# [Brief]
Every picture should be left out, but the lines below must be repeated exactly.

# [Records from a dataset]
━━━━
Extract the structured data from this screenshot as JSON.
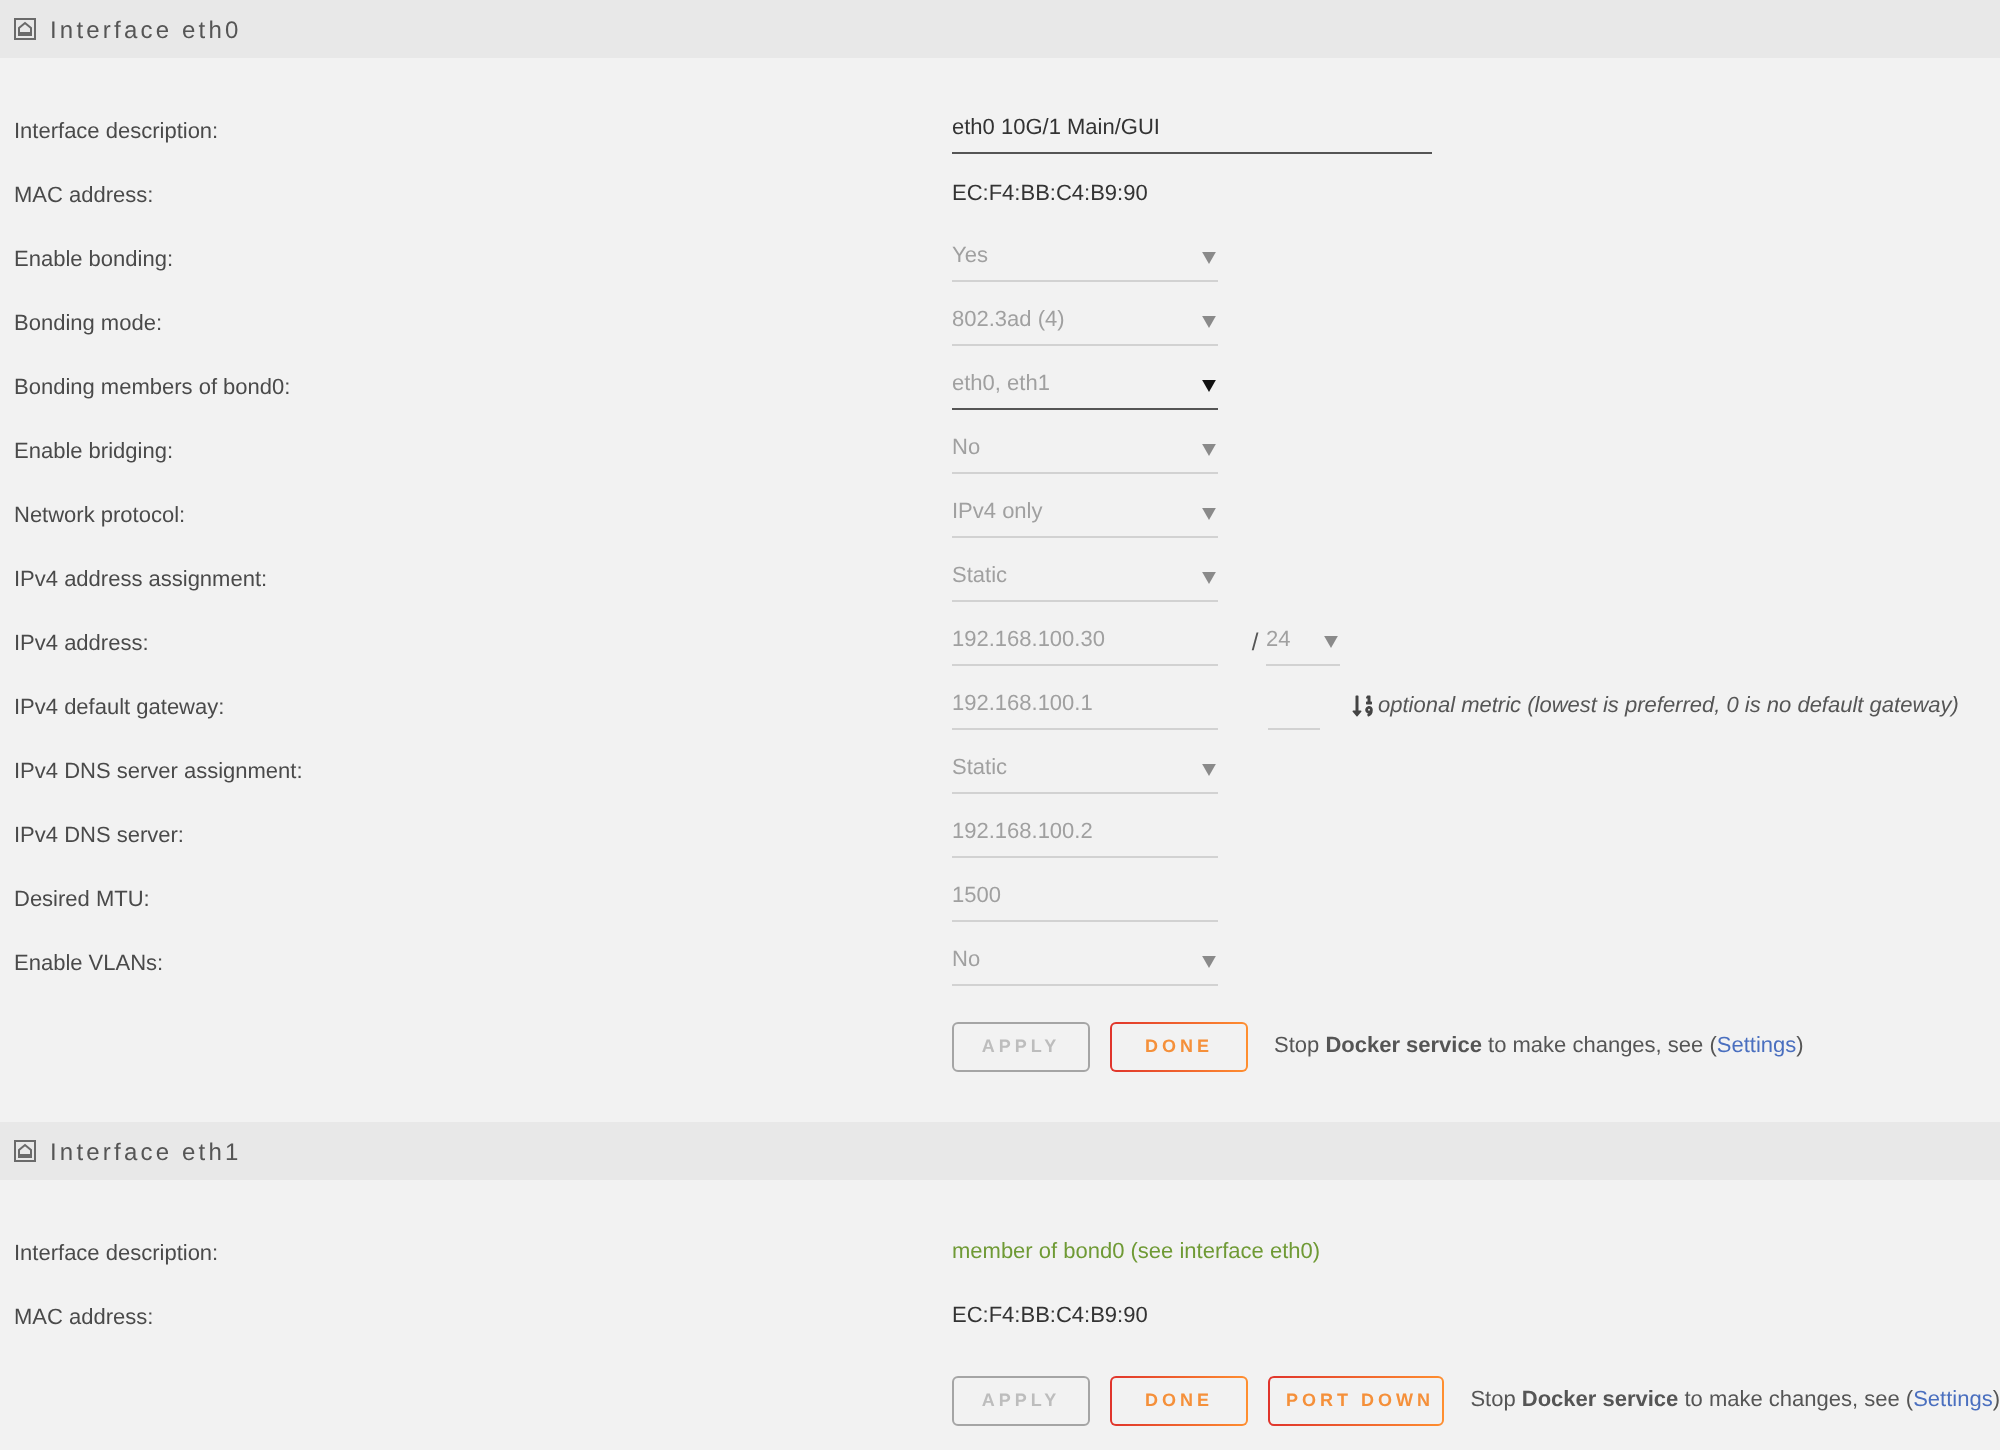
{
  "sections": [
    {
      "title": "Interface eth0",
      "rows": [
        {
          "label": "Interface description:",
          "field": {
            "kind": "text_field",
            "value": "eth0 10G/1 Main/GUI",
            "disabled": false
          }
        },
        {
          "label": "MAC address:",
          "field": {
            "kind": "static",
            "value": "EC:F4:BB:C4:B9:90"
          }
        },
        {
          "label": "Enable bonding:",
          "field": {
            "kind": "select",
            "value": "Yes",
            "disabled": true
          }
        },
        {
          "label": "Bonding mode:",
          "field": {
            "kind": "select",
            "value": "802.3ad (4)",
            "disabled": true
          }
        },
        {
          "label": "Bonding members of bond0:",
          "field": {
            "kind": "select",
            "value": "eth0, eth1",
            "disabled": false
          }
        },
        {
          "label": "Enable bridging:",
          "field": {
            "kind": "select",
            "value": "No",
            "disabled": true
          }
        },
        {
          "label": "Network protocol:",
          "field": {
            "kind": "select",
            "value": "IPv4 only",
            "disabled": true
          }
        },
        {
          "label": "IPv4 address assignment:",
          "field": {
            "kind": "select",
            "value": "Static",
            "disabled": true
          }
        },
        {
          "label": "IPv4 address:",
          "field": {
            "kind": "input",
            "value": "192.168.100.30",
            "disabled": true
          },
          "extras": [
            {
              "kind": "separator",
              "text": "/"
            },
            {
              "kind": "select",
              "value": "24",
              "disabled": true
            }
          ]
        },
        {
          "label": "IPv4 default gateway:",
          "field": {
            "kind": "input",
            "value": "192.168.100.1",
            "disabled": true
          },
          "extras": [
            {
              "kind": "input",
              "disabled": true
            },
            {
              "kind": "hint",
              "text": "optional metric (lowest is preferred, 0 is no default gateway)"
            }
          ]
        },
        {
          "label": "IPv4 DNS server assignment:",
          "field": {
            "kind": "select",
            "value": "Static",
            "disabled": true
          }
        },
        {
          "label": "IPv4 DNS server:",
          "field": {
            "kind": "input",
            "value": "192.168.100.2",
            "disabled": true
          }
        },
        {
          "label": "Desired MTU:",
          "field": {
            "kind": "input",
            "value": "1500",
            "disabled": true
          }
        },
        {
          "label": "Enable VLANs:",
          "field": {
            "kind": "select",
            "value": "No",
            "disabled": true
          }
        }
      ],
      "buttons": [
        {
          "label": "APPLY",
          "disabled": true
        },
        {
          "label": "DONE",
          "disabled": false
        }
      ],
      "note": {
        "text": "Stop **Docker service** to make changes, see (",
        "link": "Settings",
        "after": ")"
      }
    },
    {
      "title": "Interface eth1",
      "rows": [
        {
          "label": "Interface description:",
          "field": {
            "kind": "status",
            "value": "member of bond0 (see interface eth0)"
          }
        },
        {
          "label": "MAC address:",
          "field": {
            "kind": "static",
            "value": "EC:F4:BB:C4:B9:90"
          }
        }
      ],
      "buttons": [
        {
          "label": "APPLY",
          "disabled": true
        },
        {
          "label": "DONE",
          "disabled": false
        },
        {
          "label": "PORT DOWN",
          "disabled": false
        }
      ],
      "note": {
        "text": "Stop **Docker service** to make changes, see (",
        "link": "Settings",
        "after": ")"
      }
    }
  ]
}
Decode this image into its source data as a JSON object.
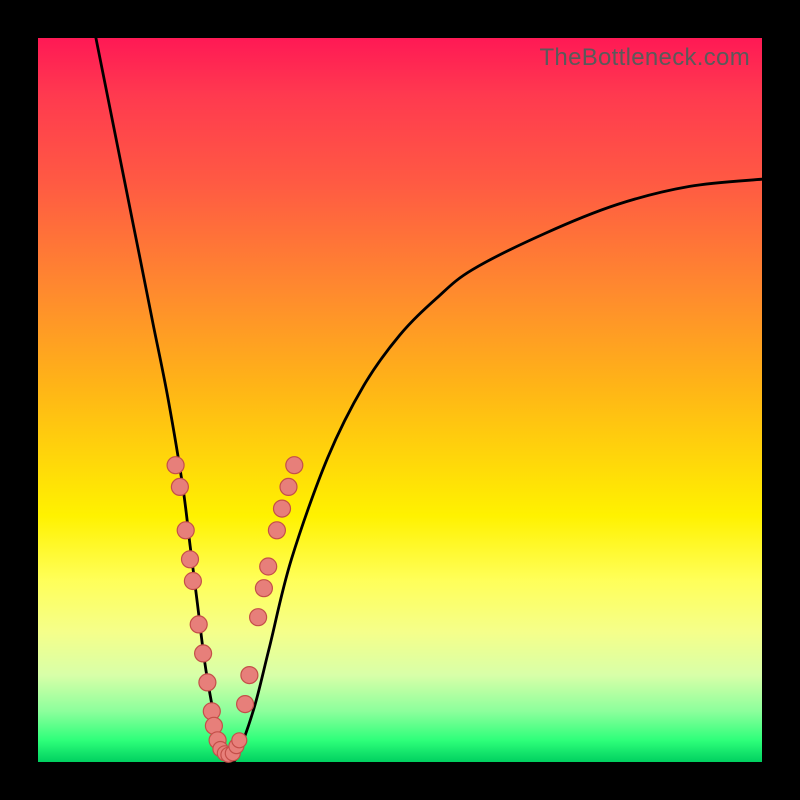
{
  "watermark": "TheBottleneck.com",
  "colors": {
    "dot_fill": "#e77f7a",
    "dot_stroke": "#c44f49",
    "curve": "#000000"
  },
  "chart_data": {
    "type": "line",
    "title": "",
    "xlabel": "",
    "ylabel": "",
    "xlim": [
      0,
      100
    ],
    "ylim": [
      0,
      100
    ],
    "x": [
      8,
      10,
      12,
      14,
      16,
      18,
      20,
      21,
      22,
      23,
      24,
      25,
      26,
      27,
      28,
      30,
      32,
      35,
      40,
      45,
      50,
      55,
      60,
      70,
      80,
      90,
      100
    ],
    "values": [
      100,
      90,
      80,
      70,
      60,
      50,
      38,
      30,
      22,
      14,
      8,
      3,
      0,
      0,
      2,
      8,
      16,
      28,
      42,
      52,
      59,
      64,
      68,
      73,
      77,
      79.5,
      80.5
    ],
    "series": [
      {
        "name": "bottleneck-curve",
        "x": [
          8,
          10,
          12,
          14,
          16,
          18,
          20,
          21,
          22,
          23,
          24,
          25,
          26,
          27,
          28,
          30,
          32,
          35,
          40,
          45,
          50,
          55,
          60,
          70,
          80,
          90,
          100
        ],
        "values": [
          100,
          90,
          80,
          70,
          60,
          50,
          38,
          30,
          22,
          14,
          8,
          3,
          0,
          0,
          2,
          8,
          16,
          28,
          42,
          52,
          59,
          64,
          68,
          73,
          77,
          79.5,
          80.5
        ]
      }
    ],
    "dots_left": [
      {
        "x": 19.0,
        "y": 41
      },
      {
        "x": 19.6,
        "y": 38
      },
      {
        "x": 20.4,
        "y": 32
      },
      {
        "x": 21.0,
        "y": 28
      },
      {
        "x": 21.4,
        "y": 25
      },
      {
        "x": 22.2,
        "y": 19
      },
      {
        "x": 22.8,
        "y": 15
      },
      {
        "x": 23.4,
        "y": 11
      },
      {
        "x": 24.0,
        "y": 7
      },
      {
        "x": 24.3,
        "y": 5
      },
      {
        "x": 24.8,
        "y": 3
      }
    ],
    "dots_bottom": [
      {
        "x": 25.2,
        "y": 1.8
      },
      {
        "x": 25.8,
        "y": 1.2
      },
      {
        "x": 26.3,
        "y": 1.0
      },
      {
        "x": 26.9,
        "y": 1.2
      },
      {
        "x": 27.4,
        "y": 2.2
      },
      {
        "x": 27.8,
        "y": 3.0
      }
    ],
    "dots_right": [
      {
        "x": 28.6,
        "y": 8
      },
      {
        "x": 29.2,
        "y": 12
      },
      {
        "x": 30.4,
        "y": 20
      },
      {
        "x": 31.2,
        "y": 24
      },
      {
        "x": 31.8,
        "y": 27
      },
      {
        "x": 33.0,
        "y": 32
      },
      {
        "x": 33.7,
        "y": 35
      },
      {
        "x": 34.6,
        "y": 38
      },
      {
        "x": 35.4,
        "y": 41
      }
    ]
  }
}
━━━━
# [Response to the exercise]
Extract the structured data from this screenshot as JSON.
{
  "sections": [
    {
      "title": "Interface eth0",
      "rows": [
        {
          "label": "Interface description:",
          "field": {
            "kind": "text_field",
            "value": "eth0 10G/1 Main/GUI",
            "disabled": false
          }
        },
        {
          "label": "MAC address:",
          "field": {
            "kind": "static",
            "value": "EC:F4:BB:C4:B9:90"
          }
        },
        {
          "label": "Enable bonding:",
          "field": {
            "kind": "select",
            "value": "Yes",
            "disabled": true
          }
        },
        {
          "label": "Bonding mode:",
          "field": {
            "kind": "select",
            "value": "802.3ad (4)",
            "disabled": true
          }
        },
        {
          "label": "Bonding members of bond0:",
          "field": {
            "kind": "select",
            "value": "eth0, eth1",
            "disabled": false
          }
        },
        {
          "label": "Enable bridging:",
          "field": {
            "kind": "select",
            "value": "No",
            "disabled": true
          }
        },
        {
          "label": "Network protocol:",
          "field": {
            "kind": "select",
            "value": "IPv4 only",
            "disabled": true
          }
        },
        {
          "label": "IPv4 address assignment:",
          "field": {
            "kind": "select",
            "value": "Static",
            "disabled": true
          }
        },
        {
          "label": "IPv4 address:",
          "field": {
            "kind": "input",
            "value": "192.168.100.30",
            "disabled": true
          },
          "extras": [
            {
              "kind": "separator",
              "text": "/"
            },
            {
              "kind": "select",
              "value": "24",
              "disabled": true
            }
          ]
        },
        {
          "label": "IPv4 default gateway:",
          "field": {
            "kind": "input",
            "value": "192.168.100.1",
            "disabled": true
          },
          "extras": [
            {
              "kind": "input",
              "disabled": true
            },
            {
              "kind": "hint",
              "text": "optional metric (lowest is preferred, 0 is no default gateway)"
            }
          ]
        },
        {
          "label": "IPv4 DNS server assignment:",
          "field": {
            "kind": "select",
            "value": "Static",
            "disabled": true
          }
        },
        {
          "label": "IPv4 DNS server:",
          "field": {
            "kind": "input",
            "value": "192.168.100.2",
            "disabled": true
          }
        },
        {
          "label": "Desired MTU:",
          "field": {
            "kind": "input",
            "value": "1500",
            "disabled": true
          }
        },
        {
          "label": "Enable VLANs:",
          "field": {
            "kind": "select",
            "value": "No",
            "disabled": true
          }
        }
      ],
      "buttons": [
        {
          "label": "APPLY",
          "disabled": true
        },
        {
          "label": "DONE",
          "disabled": false
        }
      ],
      "note": {
        "text": "Stop **Docker service** to make changes, see (",
        "link": "Settings",
        "after": ")"
      }
    },
    {
      "title": "Interface eth1",
      "rows": [
        {
          "label": "Interface description:",
          "field": {
            "kind": "status",
            "value": "member of bond0 (see interface eth0)"
          }
        },
        {
          "label": "MAC address:",
          "field": {
            "kind": "static",
            "value": "EC:F4:BB:C4:B9:90"
          }
        }
      ],
      "buttons": [
        {
          "label": "APPLY",
          "disabled": true
        },
        {
          "label": "DONE",
          "disabled": false
        },
        {
          "label": "PORT DOWN",
          "disabled": false
        }
      ],
      "note": {
        "text": "Stop **Docker service** to make changes, see (",
        "link": "Settings",
        "after": ")"
      }
    }
  ]
}
Decode this image into its source data as a JSON object.
{
  "watermark": "TheBottleneck.com",
  "colors": {
    "dot_fill": "#e77f7a",
    "dot_stroke": "#c44f49",
    "curve": "#000000"
  },
  "chart_data": {
    "type": "line",
    "title": "",
    "xlabel": "",
    "ylabel": "",
    "xlim": [
      0,
      100
    ],
    "ylim": [
      0,
      100
    ],
    "x": [
      8,
      10,
      12,
      14,
      16,
      18,
      20,
      21,
      22,
      23,
      24,
      25,
      26,
      27,
      28,
      30,
      32,
      35,
      40,
      45,
      50,
      55,
      60,
      70,
      80,
      90,
      100
    ],
    "values": [
      100,
      90,
      80,
      70,
      60,
      50,
      38,
      30,
      22,
      14,
      8,
      3,
      0,
      0,
      2,
      8,
      16,
      28,
      42,
      52,
      59,
      64,
      68,
      73,
      77,
      79.5,
      80.5
    ],
    "series": [
      {
        "name": "bottleneck-curve",
        "x": [
          8,
          10,
          12,
          14,
          16,
          18,
          20,
          21,
          22,
          23,
          24,
          25,
          26,
          27,
          28,
          30,
          32,
          35,
          40,
          45,
          50,
          55,
          60,
          70,
          80,
          90,
          100
        ],
        "values": [
          100,
          90,
          80,
          70,
          60,
          50,
          38,
          30,
          22,
          14,
          8,
          3,
          0,
          0,
          2,
          8,
          16,
          28,
          42,
          52,
          59,
          64,
          68,
          73,
          77,
          79.5,
          80.5
        ]
      }
    ],
    "dots_left": [
      {
        "x": 19.0,
        "y": 41
      },
      {
        "x": 19.6,
        "y": 38
      },
      {
        "x": 20.4,
        "y": 32
      },
      {
        "x": 21.0,
        "y": 28
      },
      {
        "x": 21.4,
        "y": 25
      },
      {
        "x": 22.2,
        "y": 19
      },
      {
        "x": 22.8,
        "y": 15
      },
      {
        "x": 23.4,
        "y": 11
      },
      {
        "x": 24.0,
        "y": 7
      },
      {
        "x": 24.3,
        "y": 5
      },
      {
        "x": 24.8,
        "y": 3
      }
    ],
    "dots_bottom": [
      {
        "x": 25.2,
        "y": 1.8
      },
      {
        "x": 25.8,
        "y": 1.2
      },
      {
        "x": 26.3,
        "y": 1.0
      },
      {
        "x": 26.9,
        "y": 1.2
      },
      {
        "x": 27.4,
        "y": 2.2
      },
      {
        "x": 27.8,
        "y": 3.0
      }
    ],
    "dots_right": [
      {
        "x": 28.6,
        "y": 8
      },
      {
        "x": 29.2,
        "y": 12
      },
      {
        "x": 30.4,
        "y": 20
      },
      {
        "x": 31.2,
        "y": 24
      },
      {
        "x": 31.8,
        "y": 27
      },
      {
        "x": 33.0,
        "y": 32
      },
      {
        "x": 33.7,
        "y": 35
      },
      {
        "x": 34.6,
        "y": 38
      },
      {
        "x": 35.4,
        "y": 41
      }
    ]
  }
}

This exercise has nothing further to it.